Freedom to Change & Transform the Practice of Science Teaching

Carl Rogers wrote a book many years ago entitled Freedom to Learn.  One of the most significant chapters in his book was “My way of facilitating a class.”  I read this chapter many times, and it had a profound influence on the way that I facilitated my classes at Georgia State University.  As a result […]

Freedom to Change & Transform the Practice of Science Teaching

Carl Rogers wrote a book many years ago entitled Freedom to Learn.  One of the most significant chapters in his book was “My way of facilitating a class.”  I read this chapter many times, and it had a profound influence on the way that I facilitated my classes at Georgia State University.  As a result […]

Transforming Science Teaching Practice: Personal Thoughts on Experimenting with and Changing Teaching Practice

In the 1970s and into the early 1980s, the major textbook that I used in graduate science education courses for teachers was Carl Rogers’ book, Freedom to Learn.  Rogers’ book provided the experiential and the theoretical background needed to help teachers transform their practice to incorporate humanistic principles.  The focus of these courses was to […]

Launched! Endeavor Blast Off!

I witnessed one Space Shuttle launch in 1982, and it was an unbelievable experience.  The sounds that you hear, and the vibrations you feel are amazing.  Here are a few pictures of the Endeavor launch, on November 14, 2008.                 After lift off roll procedures, followed by a […]

Set to Launch: Space Shuttle Endeavor—STS 126

STS 126, Space Shuttle Endeavor is set to launch tonight from Kennedy Space Center.  Seven astronauts will ride into space aboard the shuttle under a full moon. Here is a close up of Endeavor just prior to lift off!

Adventures in Geology–Is it pedagogy or petrology? Transforming Practice

In the last two posts, I’ve discussed the recent research that focuses on girls and science, and how teachers can make transformations in their practice to incorporate recent research.  Making a transformation in ones teaching is challenging and indeed a creative adventure. In the 1970s I was teaching an undergraduate geology course at Georgia State […]

Transforming Science Teaching Practice

In last post, which explored recent research on girls and science, I ended the entry with the notion that helping teachers transform their practice to incorporate new findings and theories about students, feminist perspectives and learning theory will determine the extent to which progress is made in furthering the participation of girls in science and […]

Girls and Science: Findings from Research

In a study published in the Journal of Research in Science Teaching (November, 2008), Brotman and Moore explore current research (in the past 12 years) in the field of gender and science education.  In their study, Girls and Science: A Review of Four Themes in the Science Education Literature, the authors created a landscape of […]

Union of Concerned Students

A bit of play on words, but today I received an email (which was sent to hundreds of people) from Kevin Knobloch, President of the Union of Concerned Scientists.  In the letter, Knobloch, who sees the election of Obama as a historical moment for the Union of Concerned Scientists, and its supporters, outlined key issues […]

A Watershed

Today, we achieved a Watershed in US history by electing Barack Obama as our next President.
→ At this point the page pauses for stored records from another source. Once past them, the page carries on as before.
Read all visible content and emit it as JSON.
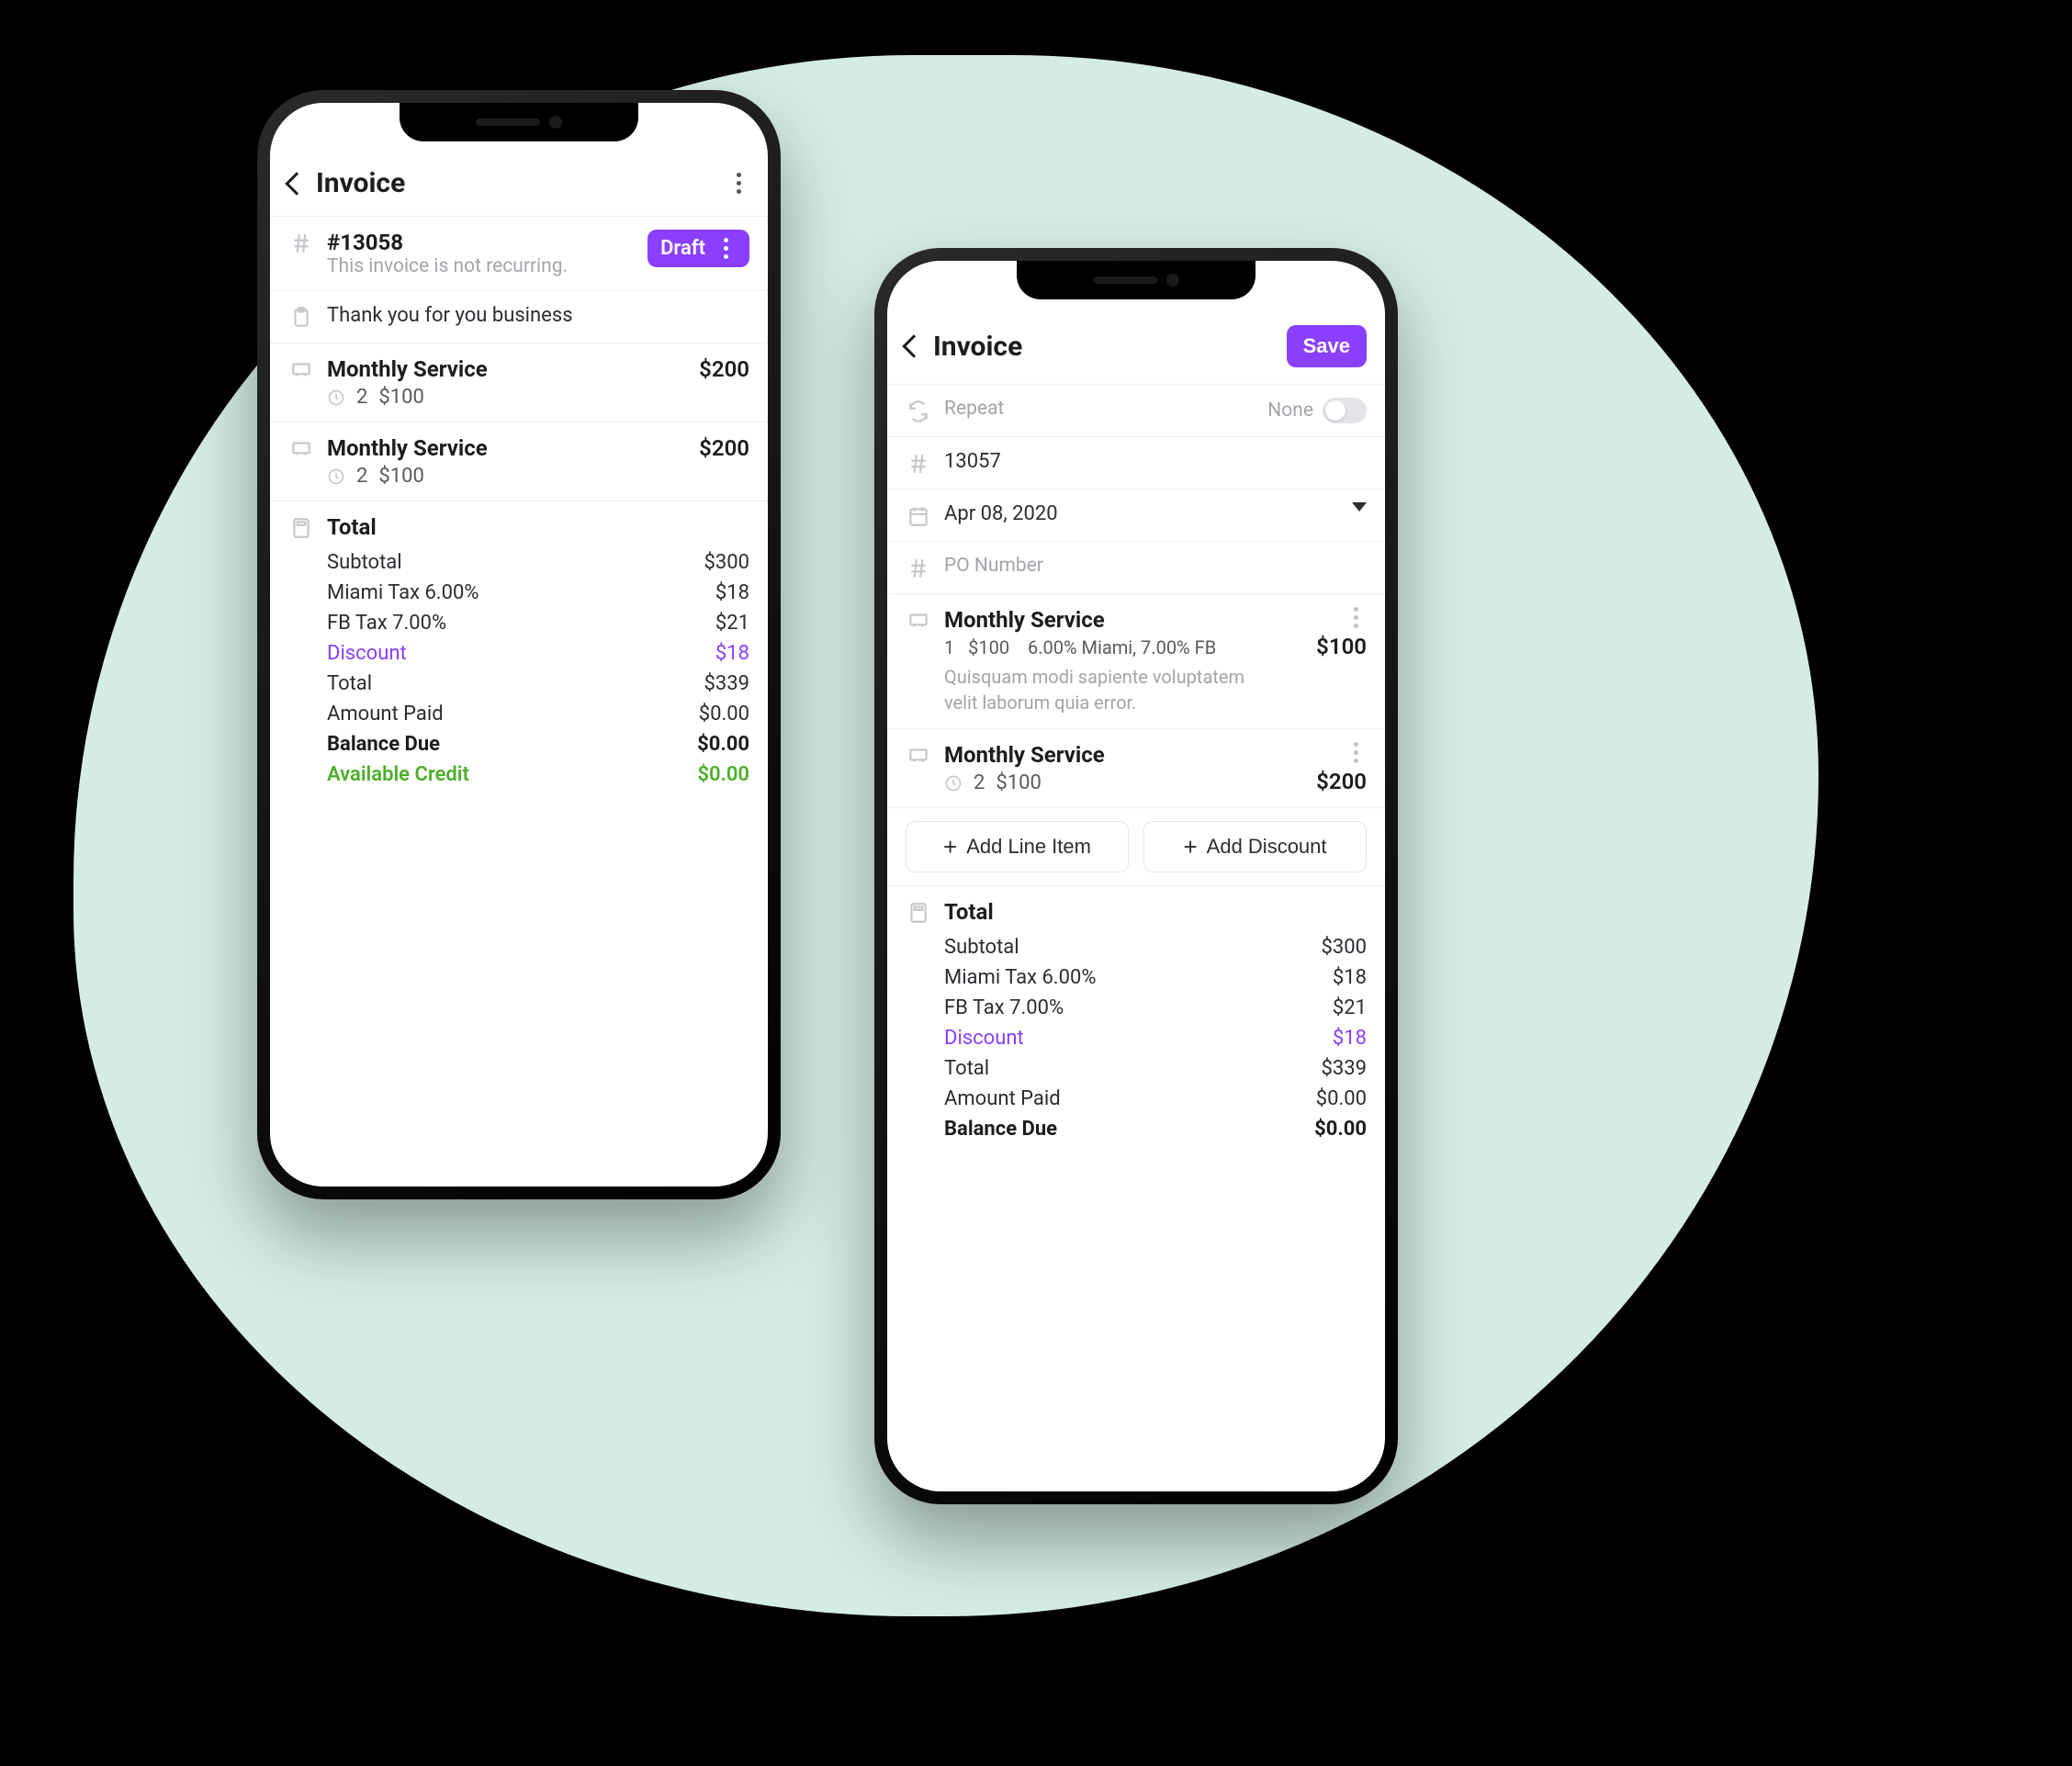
{
  "colors": {
    "accent": "#8a3ffc",
    "success": "#4caf2a",
    "muted": "#a4a4ab",
    "bg_blob": "#d5ece6"
  },
  "left": {
    "header": {
      "title": "Invoice"
    },
    "badge": {
      "number": "#13058",
      "status": "Draft",
      "recurring_note": "This invoice is not recurring."
    },
    "thanks": "Thank you for you business",
    "services": [
      {
        "name": "Monthly Service",
        "qty": "2",
        "price": "$100",
        "amount": "$200"
      },
      {
        "name": "Monthly Service",
        "qty": "2",
        "price": "$100",
        "amount": "$200"
      }
    ],
    "total_label": "Total",
    "calc": {
      "subtotal_label": "Subtotal",
      "subtotal": "$300",
      "tax1_label": "Miami Tax 6.00%",
      "tax1": "$18",
      "tax2_label": "FB Tax 7.00%",
      "tax2": "$21",
      "discount_label": "Discount",
      "discount": "$18",
      "total_label": "Total",
      "total": "$339",
      "paid_label": "Amount Paid",
      "paid": "$0.00",
      "balance_label": "Balance Due",
      "balance": "$0.00",
      "credit_label": "Available Credit",
      "credit": "$0.00"
    }
  },
  "right": {
    "header": {
      "title": "Invoice",
      "save": "Save"
    },
    "repeat": {
      "label": "Repeat",
      "value": "None"
    },
    "number": "13057",
    "date": "Apr 08, 2020",
    "po_placeholder": "PO Number",
    "services": [
      {
        "name": "Monthly Service",
        "detail_qty": "1",
        "detail_price": "$100",
        "detail_tax": "6.00% Miami, 7.00% FB",
        "amount": "$100",
        "note": "Quisquam modi sapiente voluptatem velit laborum quia error."
      },
      {
        "name": "Monthly Service",
        "qty": "2",
        "price": "$100",
        "amount": "$200"
      }
    ],
    "add_line": "Add Line Item",
    "add_discount": "Add Discount",
    "total_label": "Total",
    "calc": {
      "subtotal_label": "Subtotal",
      "subtotal": "$300",
      "tax1_label": "Miami Tax 6.00%",
      "tax1": "$18",
      "tax2_label": "FB Tax 7.00%",
      "tax2": "$21",
      "discount_label": "Discount",
      "discount": "$18",
      "total_label": "Total",
      "total": "$339",
      "paid_label": "Amount Paid",
      "paid": "$0.00",
      "balance_label": "Balance Due",
      "balance": "$0.00"
    }
  }
}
What else is there to say.  

How will science be affected by the Presidential election outcome?

I am writing this hours before we know the result of today’s election for President. Some thoughts about science and science education and how they might be affected by the election of John McCain or Barack Obama. Over the past several months ScienceDebate2008 has not only engaged John McCain and Barack Obama in responding to […]

Teaching Science Nonverbally: The Power of Visual Images and Sounds

I know that this topic seems a bit out of place, but I wanted to follow up comments made by David Calladine, one of the readers of this weblog.  David teaches science in the UK, and specializes in teaching environmental science.  One of his entries was in response to a post entitled Teaching About Global […]